Excerpts from an interface dataset:
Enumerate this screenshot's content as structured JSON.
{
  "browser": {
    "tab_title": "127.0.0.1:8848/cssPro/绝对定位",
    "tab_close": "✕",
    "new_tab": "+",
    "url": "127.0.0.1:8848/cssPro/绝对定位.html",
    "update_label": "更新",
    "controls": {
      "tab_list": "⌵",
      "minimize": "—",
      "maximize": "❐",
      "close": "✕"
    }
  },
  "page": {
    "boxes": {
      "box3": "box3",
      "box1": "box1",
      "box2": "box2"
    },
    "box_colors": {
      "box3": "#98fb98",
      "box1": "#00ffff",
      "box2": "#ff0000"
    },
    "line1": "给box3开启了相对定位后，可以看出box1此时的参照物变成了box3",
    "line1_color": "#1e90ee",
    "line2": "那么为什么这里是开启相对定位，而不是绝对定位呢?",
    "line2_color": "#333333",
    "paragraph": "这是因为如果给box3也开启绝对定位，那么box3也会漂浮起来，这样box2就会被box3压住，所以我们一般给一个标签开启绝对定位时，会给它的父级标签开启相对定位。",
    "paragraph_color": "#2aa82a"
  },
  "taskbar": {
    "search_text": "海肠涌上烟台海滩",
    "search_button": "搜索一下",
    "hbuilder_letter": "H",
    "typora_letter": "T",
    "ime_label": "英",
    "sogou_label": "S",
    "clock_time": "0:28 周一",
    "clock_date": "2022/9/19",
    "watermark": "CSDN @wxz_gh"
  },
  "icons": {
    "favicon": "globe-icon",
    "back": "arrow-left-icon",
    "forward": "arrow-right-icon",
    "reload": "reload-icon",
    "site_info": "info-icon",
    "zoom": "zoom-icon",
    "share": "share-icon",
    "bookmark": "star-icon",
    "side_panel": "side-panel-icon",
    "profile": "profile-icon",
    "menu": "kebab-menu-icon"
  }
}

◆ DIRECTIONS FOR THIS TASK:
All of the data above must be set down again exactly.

◆ EXERCISE SOLUTION:
Enumerate this screenshot's content as structured JSON.
{
  "browser": {
    "tab_title": "127.0.0.1:8848/cssPro/绝对定位",
    "tab_close": "✕",
    "new_tab": "+",
    "url": "127.0.0.1:8848/cssPro/绝对定位.html",
    "update_label": "更新",
    "controls": {
      "tab_list": "⌵",
      "minimize": "—",
      "maximize": "❐",
      "close": "✕"
    }
  },
  "page": {
    "boxes": {
      "box3": "box3",
      "box1": "box1",
      "box2": "box2"
    },
    "box_colors": {
      "box3": "#98fb98",
      "box1": "#00ffff",
      "box2": "#ff0000"
    },
    "line1": "给box3开启了相对定位后，可以看出box1此时的参照物变成了box3",
    "line1_color": "#1e90ee",
    "line2": "那么为什么这里是开启相对定位，而不是绝对定位呢?",
    "line2_color": "#333333",
    "paragraph": "这是因为如果给box3也开启绝对定位，那么box3也会漂浮起来，这样box2就会被box3压住，所以我们一般给一个标签开启绝对定位时，会给它的父级标签开启相对定位。",
    "paragraph_color": "#2aa82a"
  },
  "taskbar": {
    "search_text": "海肠涌上烟台海滩",
    "search_button": "搜索一下",
    "hbuilder_letter": "H",
    "typora_letter": "T",
    "ime_label": "英",
    "sogou_label": "S",
    "clock_time": "0:28 周一",
    "clock_date": "2022/9/19",
    "watermark": "CSDN @wxz_gh"
  },
  "icons": {
    "favicon": "globe-icon",
    "back": "arrow-left-icon",
    "forward": "arrow-right-icon",
    "reload": "reload-icon",
    "site_info": "info-icon",
    "zoom": "zoom-icon",
    "share": "share-icon",
    "bookmark": "star-icon",
    "side_panel": "side-panel-icon",
    "profile": "profile-icon",
    "menu": "kebab-menu-icon"
  }
}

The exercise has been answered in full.